There are several different schools of thought when it comes to marking the emergence of the anthroposphere. Some believe that it begins with that first agricultural discovery, while others think it began when we started to communicate things to one another in something more than grunts and shouts. According to Frontiers, experts who study paleoecology consider humanity’s first interaction with the many species of Pleistocene megafauna as the moment that we began to change the planet.
The working theory is as follows, as per Fronteirs: The megaherbivores of the Pleistocene were ecological engineers in their own right. They spread seeds, culled plant life, and recycled nutrients wherever they roamed. Their migration patterns directly influenced terrestrial ecosystems all across the planet and until human beings arrived, they were the only ones of note. This all changed some 12,000 years ago when we showed up and began planting our own crops and domesticating certain species.
Another theory, according to AGCI, is that the anthrophere began in the modern era, sometime in 1950. The belief is that during this time the concepts of cities, villages, invention, energy, farming, transportation and resource management were at their global apex. It’s also a time when our methods of communication were beginning to connect the globe in a meaningful way.
Books, movies, software, blueprints, and many other forms of shared knowledge were similarly connecting our species to one another. By this time, even commerce and religion had become universally established in most places. In short, the modern age represents a time when human civilization, which had sprouted and grown steadily over the previous millennia, had truly become established.
How does the anthroposphere affect the biosphere?
If you’re a longtime reader of Green Matters, then you probably understand that humanity’s overarching effect on the planet has been anything but good.

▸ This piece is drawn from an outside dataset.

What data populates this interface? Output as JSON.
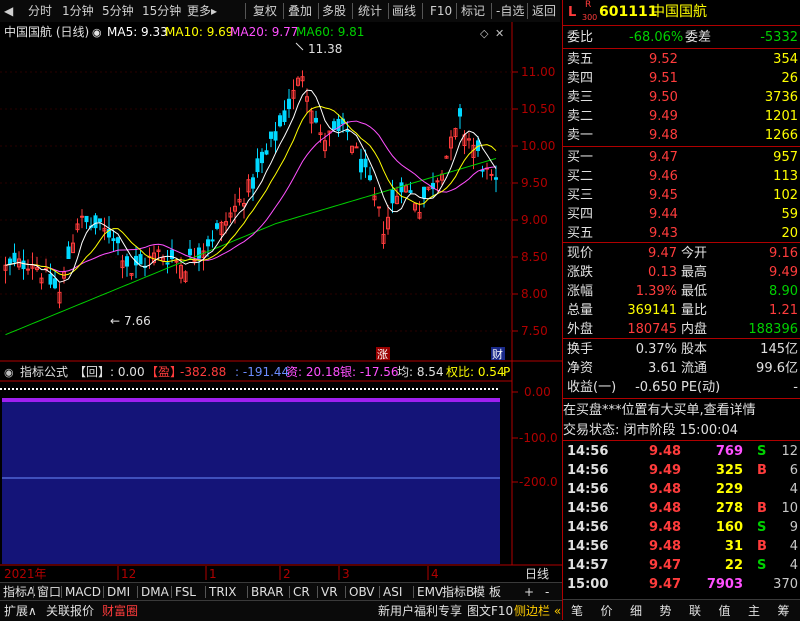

Rather than living in harmony with the world around us, humanity has spent the majority of its time conquering, subjugating, strip mining, polluting, and in some cases, eating the planet to the brink of extinction.

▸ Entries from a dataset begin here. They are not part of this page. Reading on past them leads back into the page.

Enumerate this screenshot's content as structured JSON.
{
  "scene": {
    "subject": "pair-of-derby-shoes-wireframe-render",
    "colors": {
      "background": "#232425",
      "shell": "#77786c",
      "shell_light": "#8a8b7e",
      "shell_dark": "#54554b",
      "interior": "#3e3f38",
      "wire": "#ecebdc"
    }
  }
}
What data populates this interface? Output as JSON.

Despite the fact that the anthroposphere already encompasses nearly the entire globe, we are still pushing outward. The dwindling natural habitats of the world are still being cleared away to make room for farms and cities for our ever growing population. Our cars and factories pump greenhouse gases into the atmosphere, warming the planet and acidifying the ocean, which we also overfish and dump plastic garbage into.
How do humans affect the biosphere?
In these ways and countless others, our effect on the biosphere has been all-encompassing and entirely destructive. According to Learn for Sustainability, nearly everything we do has an adverse effect on our planet and all of those things, from food production to energy generation, are considered a part of the anthroposphere.
The sad part is, even if you consider the cultural wonders of art, literature, or music as positive pieces of the anthroposphere, the price for creating those things has nearly always been more than our planet can bear.
The atmosphere and biosphere are dying as a direct result of the anthroposphere. And short of tearing down all that we have built over more than 50,000 years of cultural evolution, we have yet to find any feasible, long-term ways of fixing what we broke in the first place. If there is a silver lining, however, it's that humanity does have the tools and ingenuity to find a solution, hopefully before it's too late.